Work instructions: Would you please write out each entry that follows, exactly as written?

Records shown:

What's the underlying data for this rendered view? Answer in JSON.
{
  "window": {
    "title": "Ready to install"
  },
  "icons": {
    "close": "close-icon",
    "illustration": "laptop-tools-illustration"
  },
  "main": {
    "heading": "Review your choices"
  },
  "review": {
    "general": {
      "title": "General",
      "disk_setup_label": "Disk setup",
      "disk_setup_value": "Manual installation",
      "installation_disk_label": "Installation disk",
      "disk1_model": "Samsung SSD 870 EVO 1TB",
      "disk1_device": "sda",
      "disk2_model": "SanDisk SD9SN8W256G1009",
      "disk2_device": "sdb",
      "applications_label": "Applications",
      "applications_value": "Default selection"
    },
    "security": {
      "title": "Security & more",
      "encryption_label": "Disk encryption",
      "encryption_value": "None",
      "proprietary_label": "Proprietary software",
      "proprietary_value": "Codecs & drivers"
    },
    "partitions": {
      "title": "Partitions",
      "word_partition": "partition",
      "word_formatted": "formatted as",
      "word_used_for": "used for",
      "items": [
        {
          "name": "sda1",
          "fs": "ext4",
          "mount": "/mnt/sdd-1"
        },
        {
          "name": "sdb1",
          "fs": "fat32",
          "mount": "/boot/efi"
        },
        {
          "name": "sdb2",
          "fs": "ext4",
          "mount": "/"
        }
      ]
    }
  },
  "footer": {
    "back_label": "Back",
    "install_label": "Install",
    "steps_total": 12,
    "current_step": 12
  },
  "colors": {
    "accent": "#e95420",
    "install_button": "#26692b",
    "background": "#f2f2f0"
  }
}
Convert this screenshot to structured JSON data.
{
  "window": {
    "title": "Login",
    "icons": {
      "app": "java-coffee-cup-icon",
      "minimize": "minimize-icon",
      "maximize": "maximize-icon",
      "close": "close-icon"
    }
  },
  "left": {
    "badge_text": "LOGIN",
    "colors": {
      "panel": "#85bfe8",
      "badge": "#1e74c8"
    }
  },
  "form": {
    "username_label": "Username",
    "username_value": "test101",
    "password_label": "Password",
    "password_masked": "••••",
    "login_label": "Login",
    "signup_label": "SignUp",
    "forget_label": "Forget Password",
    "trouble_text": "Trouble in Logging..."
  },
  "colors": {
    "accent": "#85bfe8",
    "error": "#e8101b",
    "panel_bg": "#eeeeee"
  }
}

Exercise result:
What's the underlying data for this rendered view? Answer in JSON.
{
  "window": {
    "title": "Ready to install"
  },
  "icons": {
    "close": "close-icon",
    "illustration": "laptop-tools-illustration"
  },
  "main": {
    "heading": "Review your choices"
  },
  "review": {
    "general": {
      "title": "General",
      "disk_setup_label": "Disk setup",
      "disk_setup_value": "Manual installation",
      "installation_disk_label": "Installation disk",
      "disk1_model": "Samsung SSD 870 EVO 1TB",
      "disk1_device": "sda",
      "disk2_model": "SanDisk SD9SN8W256G1009",
      "disk2_device": "sdb",
      "applications_label": "Applications",
      "applications_value": "Default selection"
    },
    "security": {
      "title": "Security & more",
      "encryption_label": "Disk encryption",
      "encryption_value": "None",
      "proprietary_label": "Proprietary software",
      "proprietary_value": "Codecs & drivers"
    },
    "partitions": {
      "title": "Partitions",
      "word_partition": "partition",
      "word_formatted": "formatted as",
      "word_used_for": "used for",
      "items": [
        {
          "name": "sda1",
          "fs": "ext4",
          "mount": "/mnt/sdd-1"
        },
        {
          "name": "sdb1",
          "fs": "fat32",
          "mount": "/boot/efi"
        },
        {
          "name": "sdb2",
          "fs": "ext4",
          "mount": "/"
        }
      ]
    }
  },
  "footer": {
    "back_label": "Back",
    "install_label": "Install",
    "steps_total": 12,
    "current_step": 12
  },
  "colors": {
    "accent": "#e95420",
    "install_button": "#26692b",
    "background": "#f2f2f0"
  }
}
Convert this screenshot to structured JSON data.
{
  "window": {
    "title": "Login",
    "icons": {
      "app": "java-coffee-cup-icon",
      "minimize": "minimize-icon",
      "maximize": "maximize-icon",
      "close": "close-icon"
    }
  },
  "left": {
    "badge_text": "LOGIN",
    "colors": {
      "panel": "#85bfe8",
      "badge": "#1e74c8"
    }
  },
  "form": {
    "username_label": "Username",
    "username_value": "test101",
    "password_label": "Password",
    "password_masked": "••••",
    "login_label": "Login",
    "signup_label": "SignUp",
    "forget_label": "Forget Password",
    "trouble_text": "Trouble in Logging..."
  },
  "colors": {
    "accent": "#85bfe8",
    "error": "#e8101b",
    "panel_bg": "#eeeeee"
  }
}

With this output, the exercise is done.